I am interested in these kinds of stories. Instead of helping people, this rev/conman was helping himself to their material assets!
Here is the Times Online article that was published about the story. --VM44
Web Address: http://www.timesonline.co.uk/article/0,,2-2349378,00.html
Clergyman forged wills of elderly parishioners
By Joanna Bale
A CHURCH minister forged the wills of two elderly members of his congregation in an attempt to inherit property worth £280,000.
The Rev Tony Craggs, 43, who ministered at Charlesworth Congregational Church near Glossop, Derbyshire, "took advantage" of its members' admiration and trust, Nottingham Crown Court was told. He targeted sick and frail women and even kept notes on his computer on how to be a conman.

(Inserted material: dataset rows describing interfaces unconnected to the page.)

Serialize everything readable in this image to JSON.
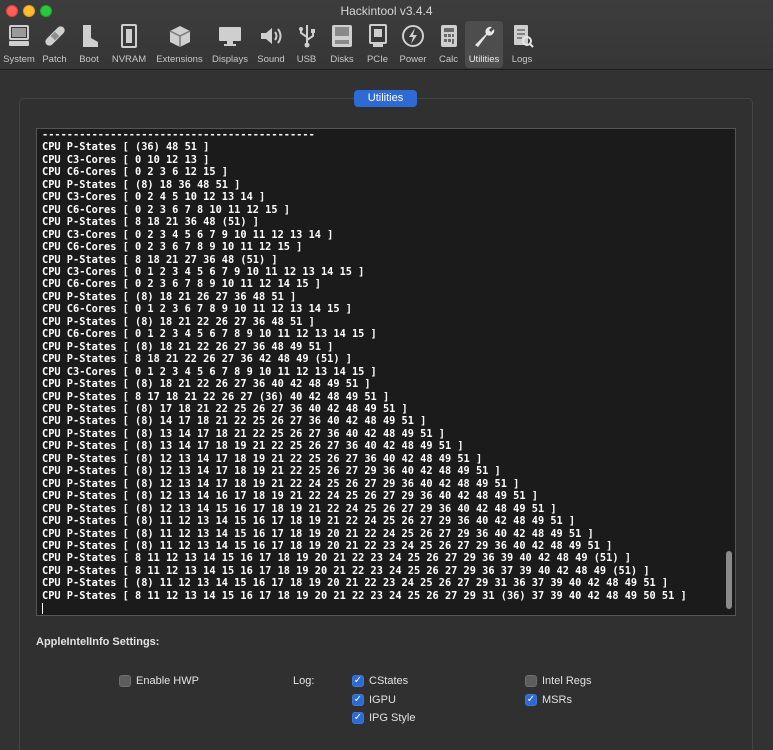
{
  "window": {
    "title": "Hackintool v3.4.4"
  },
  "toolbar": {
    "items": [
      {
        "label": "System",
        "icon": "computer-icon"
      },
      {
        "label": "Patch",
        "icon": "bandage-icon"
      },
      {
        "label": "Boot",
        "icon": "boot-icon"
      },
      {
        "label": "NVRAM",
        "icon": "memory-chip-icon"
      },
      {
        "label": "Extensions",
        "icon": "box-icon"
      },
      {
        "label": "Displays",
        "icon": "monitor-icon"
      },
      {
        "label": "Sound",
        "icon": "speaker-icon"
      },
      {
        "label": "USB",
        "icon": "usb-icon"
      },
      {
        "label": "Disks",
        "icon": "disk-icon"
      },
      {
        "label": "PCIe",
        "icon": "pci-card-icon"
      },
      {
        "label": "Power",
        "icon": "power-bolt-icon"
      },
      {
        "label": "Calc",
        "icon": "calculator-icon"
      },
      {
        "label": "Utilities",
        "icon": "wrench-icon"
      },
      {
        "label": "Logs",
        "icon": "logs-icon"
      }
    ],
    "active": "Utilities"
  },
  "tab": {
    "label": "Utilities"
  },
  "terminal": {
    "lines": [
      "--------------------------------------------",
      "CPU P-States [ (36) 48 51 ]",
      "CPU C3-Cores [ 0 10 12 13 ]",
      "CPU C6-Cores [ 0 2 3 6 12 15 ]",
      "CPU P-States [ (8) 18 36 48 51 ]",
      "CPU C3-Cores [ 0 2 4 5 10 12 13 14 ]",
      "CPU C6-Cores [ 0 2 3 6 7 8 10 11 12 15 ]",
      "CPU P-States [ 8 18 21 36 48 (51) ]",
      "CPU C3-Cores [ 0 2 3 4 5 6 7 9 10 11 12 13 14 ]",
      "CPU C6-Cores [ 0 2 3 6 7 8 9 10 11 12 15 ]",
      "CPU P-States [ 8 18 21 27 36 48 (51) ]",
      "CPU C3-Cores [ 0 1 2 3 4 5 6 7 9 10 11 12 13 14 15 ]",
      "CPU C6-Cores [ 0 2 3 6 7 8 9 10 11 12 14 15 ]",
      "CPU P-States [ (8) 18 21 26 27 36 48 51 ]",
      "CPU C6-Cores [ 0 1 2 3 6 7 8 9 10 11 12 13 14 15 ]",
      "CPU P-States [ (8) 18 21 22 26 27 36 48 51 ]",
      "CPU C6-Cores [ 0 1 2 3 4 5 6 7 8 9 10 11 12 13 14 15 ]",
      "CPU P-States [ (8) 18 21 22 26 27 36 48 49 51 ]",
      "CPU P-States [ 8 18 21 22 26 27 36 42 48 49 (51) ]",
      "CPU C3-Cores [ 0 1 2 3 4 5 6 7 8 9 10 11 12 13 14 15 ]",
      "CPU P-States [ (8) 18 21 22 26 27 36 40 42 48 49 51 ]",
      "CPU P-States [ 8 17 18 21 22 26 27 (36) 40 42 48 49 51 ]",
      "CPU P-States [ (8) 17 18 21 22 25 26 27 36 40 42 48 49 51 ]",
      "CPU P-States [ (8) 14 17 18 21 22 25 26 27 36 40 42 48 49 51 ]",
      "CPU P-States [ (8) 13 14 17 18 21 22 25 26 27 36 40 42 48 49 51 ]",
      "CPU P-States [ (8) 13 14 17 18 19 21 22 25 26 27 36 40 42 48 49 51 ]",
      "CPU P-States [ (8) 12 13 14 17 18 19 21 22 25 26 27 36 40 42 48 49 51 ]",
      "CPU P-States [ (8) 12 13 14 17 18 19 21 22 25 26 27 29 36 40 42 48 49 51 ]",
      "CPU P-States [ (8) 12 13 14 17 18 19 21 22 24 25 26 27 29 36 40 42 48 49 51 ]",
      "CPU P-States [ (8) 12 13 14 16 17 18 19 21 22 24 25 26 27 29 36 40 42 48 49 51 ]",
      "CPU P-States [ (8) 12 13 14 15 16 17 18 19 21 22 24 25 26 27 29 36 40 42 48 49 51 ]",
      "CPU P-States [ (8) 11 12 13 14 15 16 17 18 19 21 22 24 25 26 27 29 36 40 42 48 49 51 ]",
      "CPU P-States [ (8) 11 12 13 14 15 16 17 18 19 20 21 22 24 25 26 27 29 36 40 42 48 49 51 ]",
      "CPU P-States [ (8) 11 12 13 14 15 16 17 18 19 20 21 22 23 24 25 26 27 29 36 40 42 48 49 51 ]",
      "CPU P-States [ 8 11 12 13 14 15 16 17 18 19 20 21 22 23 24 25 26 27 29 36 39 40 42 48 49 (51) ]",
      "CPU P-States [ 8 11 12 13 14 15 16 17 18 19 20 21 22 23 24 25 26 27 29 36 37 39 40 42 48 49 (51) ]",
      "CPU P-States [ (8) 11 12 13 14 15 16 17 18 19 20 21 22 23 24 25 26 27 29 31 36 37 39 40 42 48 49 51 ]",
      "CPU P-States [ 8 11 12 13 14 15 16 17 18 19 20 21 22 23 24 25 26 27 29 31 (36) 37 39 40 42 48 49 50 51 ]"
    ]
  },
  "settings": {
    "heading": "AppleIntelInfo Settings:",
    "enable_hwp": {
      "label": "Enable HWP",
      "checked": false
    },
    "log_label": "Log:",
    "cstates": {
      "label": "CStates",
      "checked": true
    },
    "igpu": {
      "label": "IGPU",
      "checked": true
    },
    "ipg_style": {
      "label": "IPG Style",
      "checked": true
    },
    "intel_regs": {
      "label": "Intel Regs",
      "checked": false
    },
    "msrs": {
      "label": "MSRs",
      "checked": true
    }
  },
  "colors": {
    "accent": "#2d6ad4",
    "close": "#fe5f57",
    "minimize": "#febc2e",
    "maximize": "#28c840"
  }
}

He became involved with his first victim, Margaret Shaw, now 83, when she suffered a stroke and he was summoned to hospital to give her the last rites. She then surprised her doctors by recovering.
Craggs continued to visit her for several weeks and eventually the pensioner said that she wanted to leave some of her estate to his church. He falsely claimed to have legal qualifications and drew up a new will, disguising it as an unrelated document. He also tried to persuade independent witnesses to sign it. The will would have bequeathed him a house worth £140,000 and all of Miss Shaw's furniture.
His second victim, Lilian Ratcliffe, also a member of Craggs's congregation, died in 2004 in her early 80s. Craggs illegally granted himself power of attorney over her estate. However, her relatives became suspicious of Craggs when they spotted him leaving her home with an envelope, Avik Mukherjee, for the prosecution, said.
When police searched Craggs's home they found a document on his home computer with the title "conman". It contained the advice: "A good conman takes a bit of truth and a lot of lies and binds them together to pull the wool over the eyes of the ignorant." They also found practice versions of signatures for both women.
When questioned, Craggs insisted that Miss Ratcliffe had often said that she regarded him as ?the son she never had? and that both women had agreed to the arrangements. Yet the court was told that Miss Ratcliffe had confided in a friend that Craggs had tried to dupe her before.
Craggs had originally faced eleven charges of theft, three of forgery and one of intimidating a witness between February 2003 and December 2004. Yesterday he pleaded guilty to two forgery charges, with the prosecution agreeing to allow the remaining offences to lie on file.
Sentencing Craggs to 240 hours of community punishment, Judge John Burgess said that only his guilty pleas had saved him from imprisonment. Craggs was also ordered to pay £4,000 in costs.
Judge Burgess said: ?A jail sentence might have reflected the public?s disgust at this kind of mean behaviour. You had people in your congregation who trusted you. However, the truth was rather different. You abused their trust and prepared the ground for cheating them. Had you succeeded you would have netted yourself substantial benefits.?
The judge added: "I hope your realise that what you did was deeply hypocritical."
Justin Wigoder, for Craggs, told the court that his client had resigned from the ministry and his departure from the church represented "a big fall from grace". He said that Craggs had a history of depression and had attempted suicide in 1997. "He has been embarrassed and humiliated by his own behaviour."
Craggs, of Blackpool, now runs an eight-bedroom guesthouse for vegetarians and vegans "in need of quiet retreat?"
Two years ago he was involved in a scandal that led to the resignation of a colleague over claims of a gay relationship. The Rev Mike Hall, from Tunstall, Stoke-on-Trent, was subjected to a poison-pen campaign about their friendship.